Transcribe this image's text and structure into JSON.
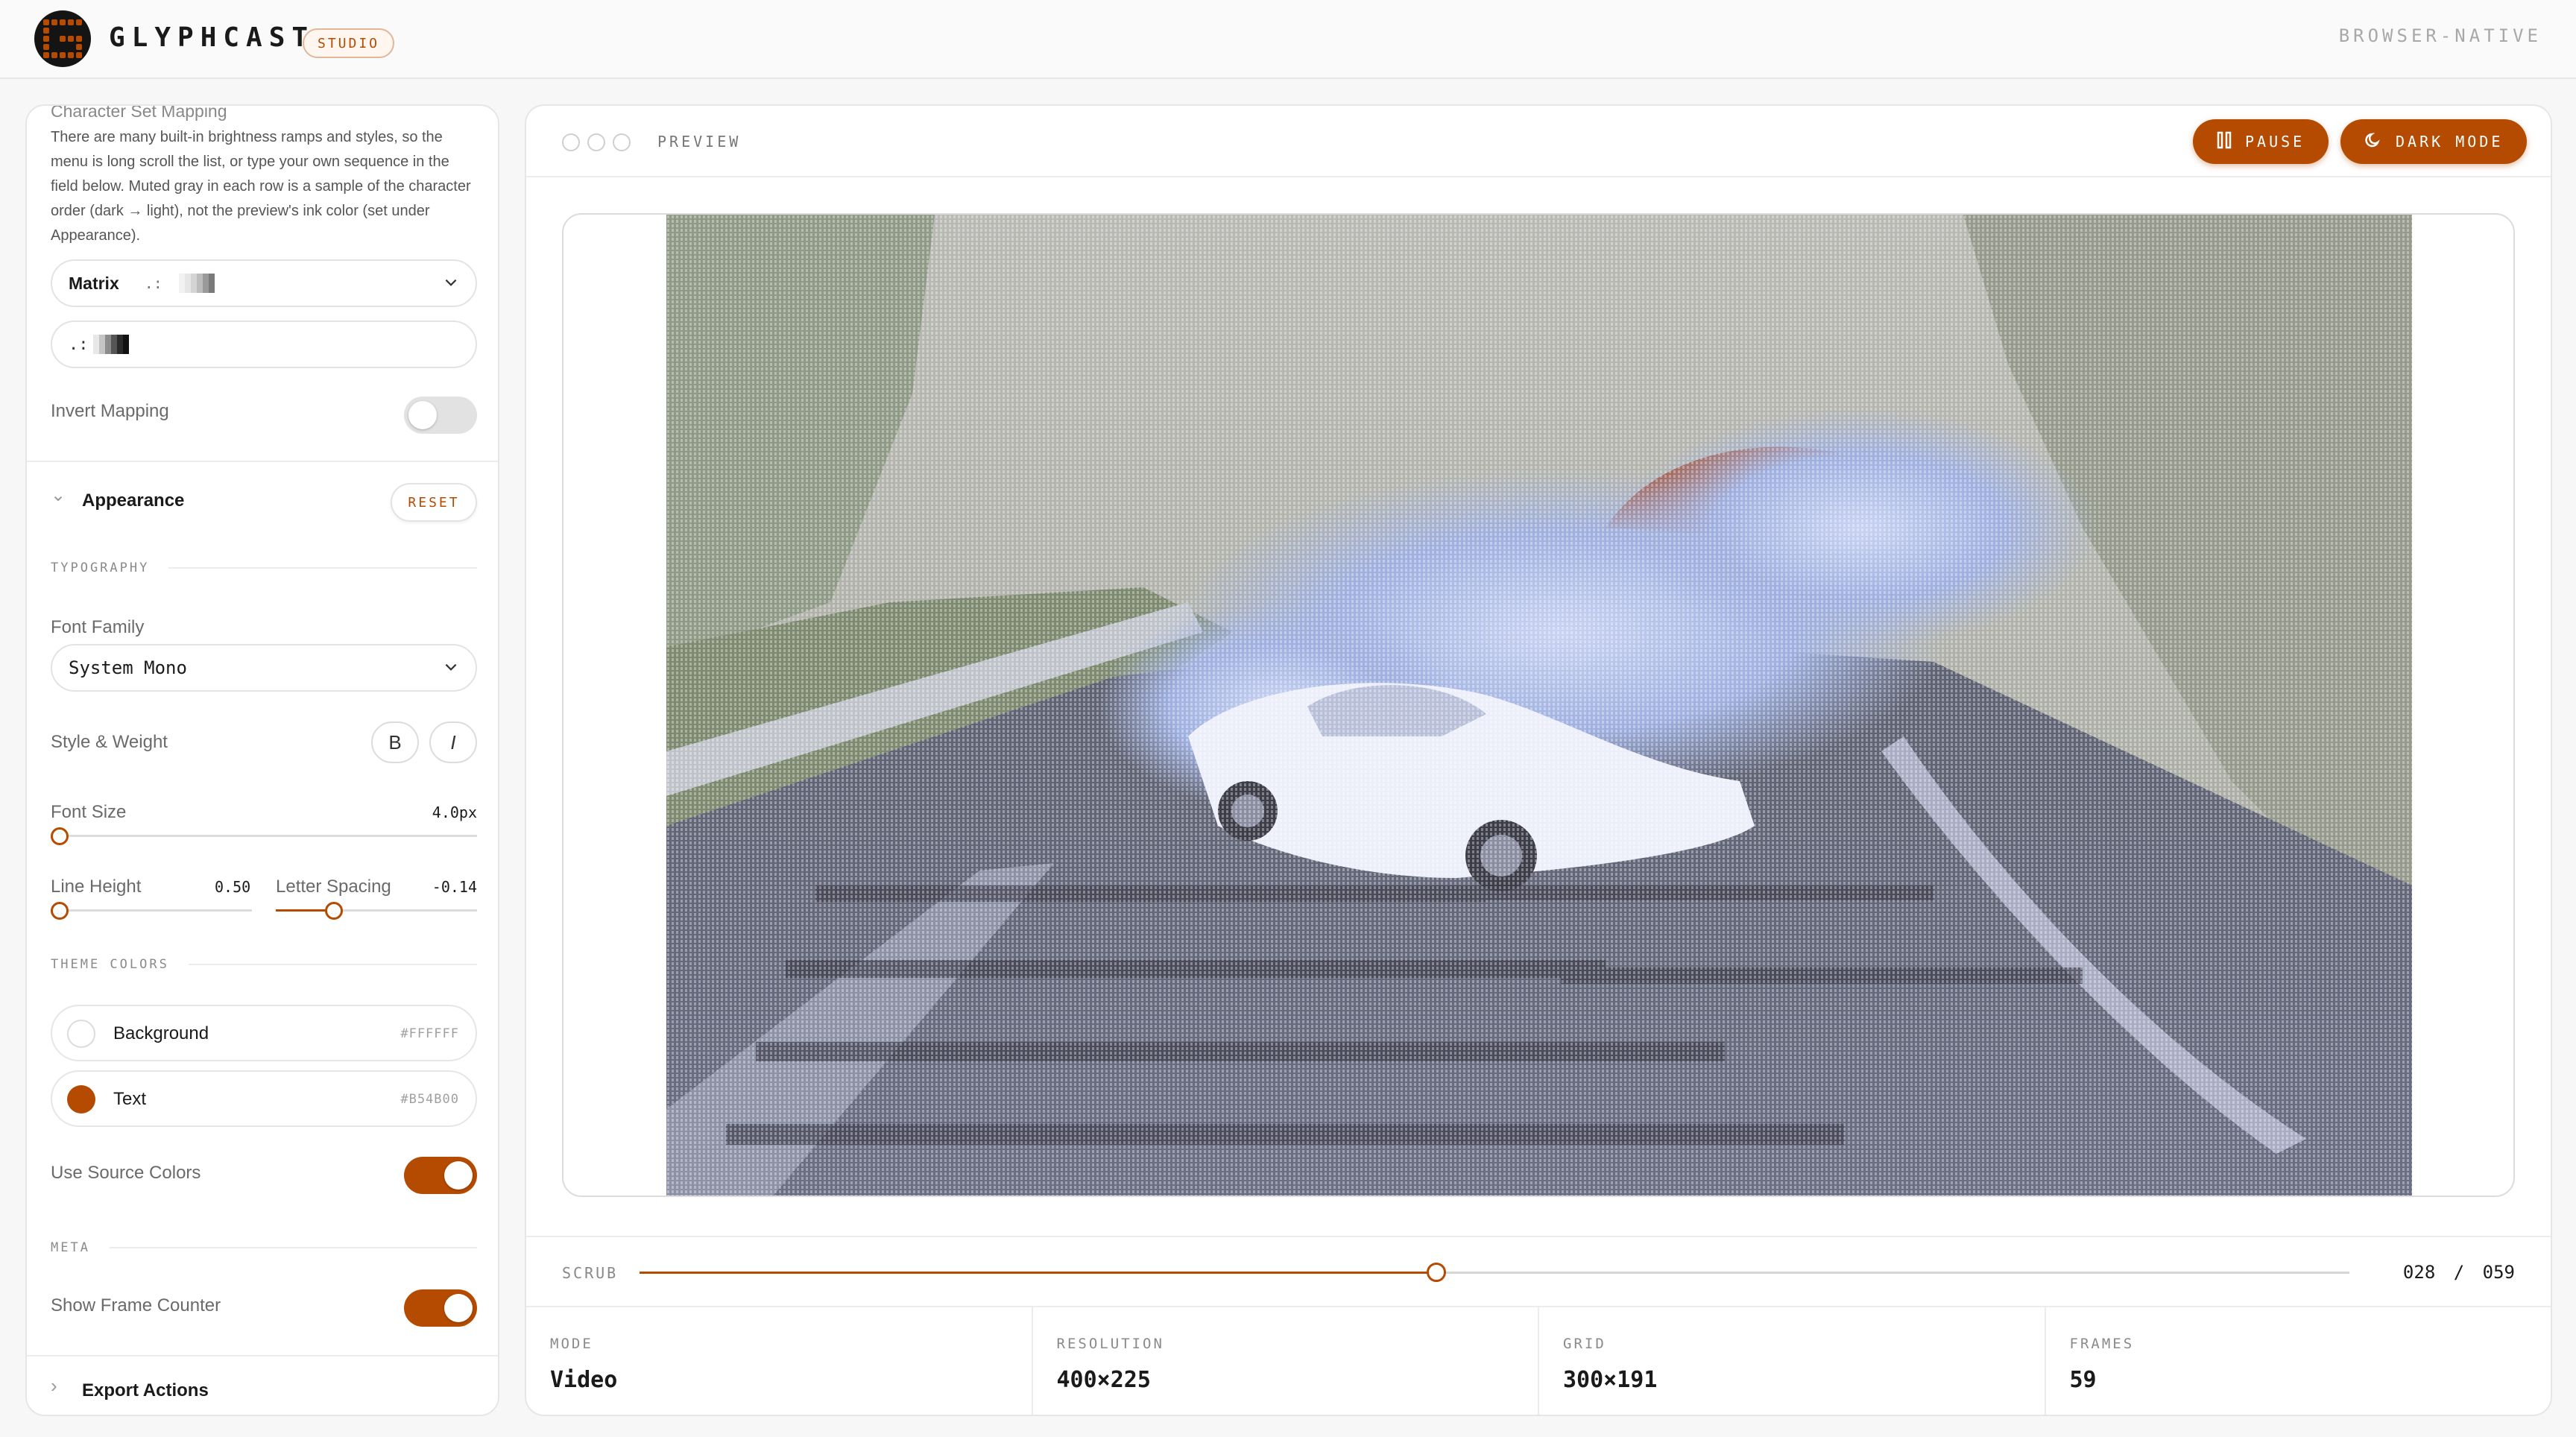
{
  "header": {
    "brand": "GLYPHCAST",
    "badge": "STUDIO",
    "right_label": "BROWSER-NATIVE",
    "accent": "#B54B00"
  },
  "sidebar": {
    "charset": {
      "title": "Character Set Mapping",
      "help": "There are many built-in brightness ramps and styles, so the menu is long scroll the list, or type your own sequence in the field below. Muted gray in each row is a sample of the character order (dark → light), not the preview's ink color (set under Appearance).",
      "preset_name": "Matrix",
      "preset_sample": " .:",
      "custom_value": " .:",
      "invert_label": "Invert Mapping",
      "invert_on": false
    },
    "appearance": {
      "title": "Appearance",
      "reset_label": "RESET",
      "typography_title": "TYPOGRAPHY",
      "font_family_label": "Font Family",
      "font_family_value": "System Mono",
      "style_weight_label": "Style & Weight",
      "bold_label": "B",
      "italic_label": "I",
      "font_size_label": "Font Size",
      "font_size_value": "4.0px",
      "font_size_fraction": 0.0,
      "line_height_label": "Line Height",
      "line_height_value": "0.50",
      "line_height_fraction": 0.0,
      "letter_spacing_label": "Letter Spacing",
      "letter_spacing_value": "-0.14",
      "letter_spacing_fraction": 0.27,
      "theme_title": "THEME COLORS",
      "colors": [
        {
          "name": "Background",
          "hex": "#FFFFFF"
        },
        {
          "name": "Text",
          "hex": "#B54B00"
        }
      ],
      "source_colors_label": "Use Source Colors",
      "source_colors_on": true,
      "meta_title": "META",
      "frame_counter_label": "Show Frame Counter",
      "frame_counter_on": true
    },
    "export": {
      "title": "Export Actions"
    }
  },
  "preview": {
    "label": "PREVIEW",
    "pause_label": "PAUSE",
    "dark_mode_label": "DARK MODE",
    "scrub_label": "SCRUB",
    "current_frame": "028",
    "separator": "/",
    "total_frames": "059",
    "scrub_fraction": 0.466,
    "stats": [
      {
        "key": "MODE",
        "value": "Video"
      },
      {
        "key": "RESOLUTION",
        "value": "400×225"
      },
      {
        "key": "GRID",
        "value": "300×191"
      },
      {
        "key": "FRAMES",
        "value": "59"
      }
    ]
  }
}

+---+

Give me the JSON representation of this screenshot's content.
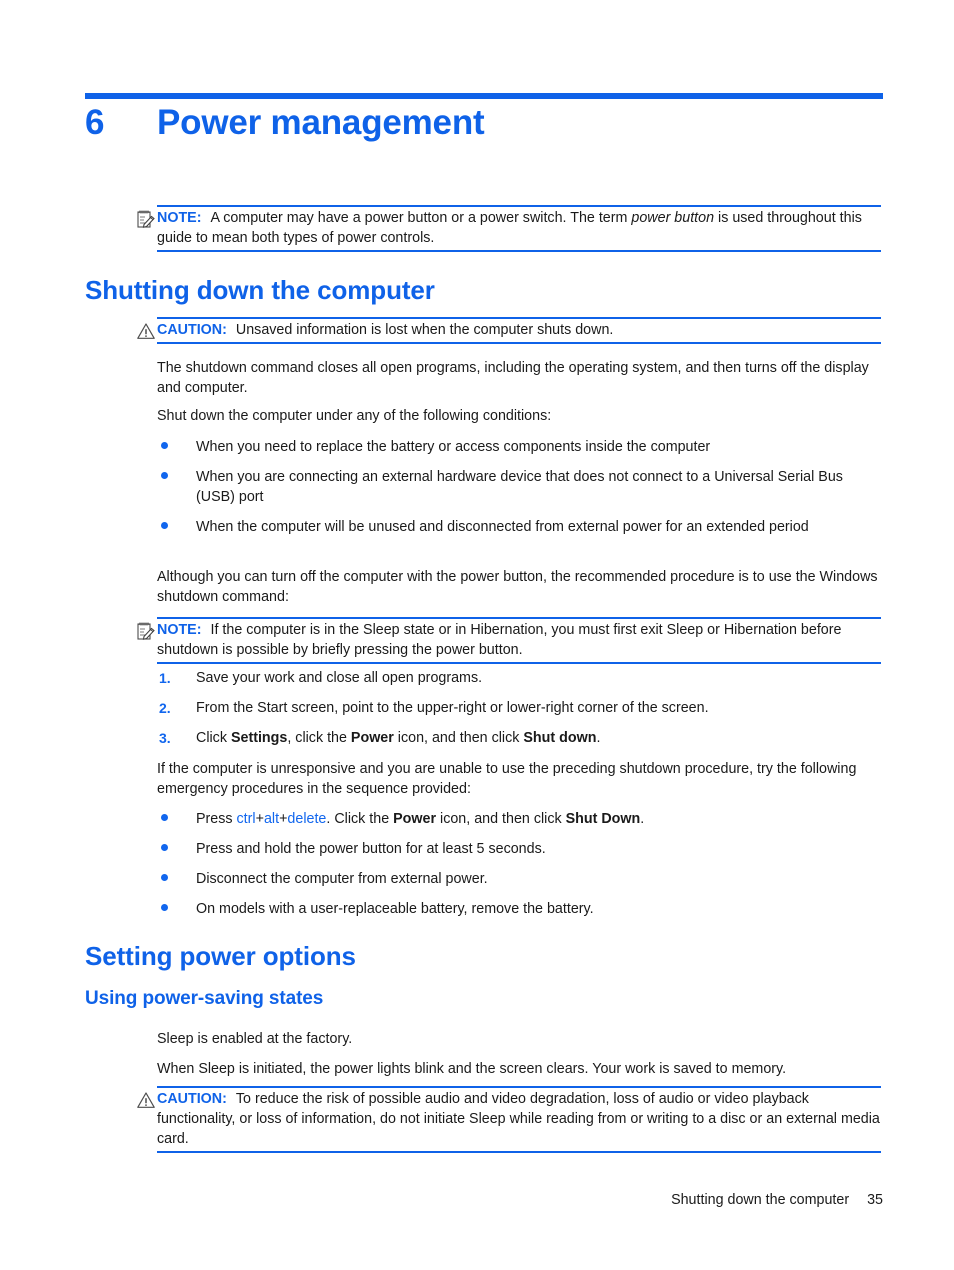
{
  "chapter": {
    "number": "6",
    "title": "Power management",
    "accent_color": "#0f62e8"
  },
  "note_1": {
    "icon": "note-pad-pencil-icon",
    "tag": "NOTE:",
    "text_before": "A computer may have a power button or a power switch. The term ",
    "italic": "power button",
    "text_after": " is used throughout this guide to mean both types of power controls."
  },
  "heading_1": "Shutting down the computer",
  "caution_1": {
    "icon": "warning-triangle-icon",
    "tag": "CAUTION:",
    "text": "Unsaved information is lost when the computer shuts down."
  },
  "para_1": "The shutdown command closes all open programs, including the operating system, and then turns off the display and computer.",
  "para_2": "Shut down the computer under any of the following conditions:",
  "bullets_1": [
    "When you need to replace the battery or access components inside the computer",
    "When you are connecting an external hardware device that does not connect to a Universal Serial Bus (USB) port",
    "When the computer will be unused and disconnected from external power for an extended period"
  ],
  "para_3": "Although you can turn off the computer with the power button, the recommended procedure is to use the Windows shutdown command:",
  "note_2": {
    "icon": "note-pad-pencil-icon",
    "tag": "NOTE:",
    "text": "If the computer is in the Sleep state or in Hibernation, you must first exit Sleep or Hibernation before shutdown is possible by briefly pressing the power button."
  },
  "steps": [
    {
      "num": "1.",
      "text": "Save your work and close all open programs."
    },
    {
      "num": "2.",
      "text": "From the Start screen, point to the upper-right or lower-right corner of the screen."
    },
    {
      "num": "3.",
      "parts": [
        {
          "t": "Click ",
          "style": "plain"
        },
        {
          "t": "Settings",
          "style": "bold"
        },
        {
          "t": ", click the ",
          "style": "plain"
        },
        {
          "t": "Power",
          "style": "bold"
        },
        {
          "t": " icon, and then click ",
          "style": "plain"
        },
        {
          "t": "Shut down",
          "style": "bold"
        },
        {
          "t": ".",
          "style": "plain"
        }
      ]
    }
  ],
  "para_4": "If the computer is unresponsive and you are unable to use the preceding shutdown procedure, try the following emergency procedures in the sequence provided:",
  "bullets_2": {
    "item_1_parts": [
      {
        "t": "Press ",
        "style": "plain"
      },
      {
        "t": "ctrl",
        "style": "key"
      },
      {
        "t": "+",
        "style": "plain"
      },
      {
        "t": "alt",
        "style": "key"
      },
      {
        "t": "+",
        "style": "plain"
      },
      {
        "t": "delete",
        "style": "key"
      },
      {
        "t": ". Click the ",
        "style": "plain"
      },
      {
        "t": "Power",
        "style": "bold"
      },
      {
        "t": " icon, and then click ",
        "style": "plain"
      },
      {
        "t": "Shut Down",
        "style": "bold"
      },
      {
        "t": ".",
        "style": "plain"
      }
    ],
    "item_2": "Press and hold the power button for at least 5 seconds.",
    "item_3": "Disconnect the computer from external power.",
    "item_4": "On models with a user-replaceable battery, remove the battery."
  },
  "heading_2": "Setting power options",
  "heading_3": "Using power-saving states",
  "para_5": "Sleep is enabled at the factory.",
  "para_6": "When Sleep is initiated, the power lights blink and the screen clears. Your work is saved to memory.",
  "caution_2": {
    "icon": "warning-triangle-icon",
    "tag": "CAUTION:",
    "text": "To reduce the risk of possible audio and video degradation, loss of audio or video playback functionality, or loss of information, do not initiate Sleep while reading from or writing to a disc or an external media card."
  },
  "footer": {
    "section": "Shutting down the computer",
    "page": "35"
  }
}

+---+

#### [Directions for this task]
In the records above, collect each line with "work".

#### [Your response]
      "text": "Save your work and close all open programs."
  "para_6": "When Sleep is initiated, the power lights blink and the screen clears. Your work is saved to memory.",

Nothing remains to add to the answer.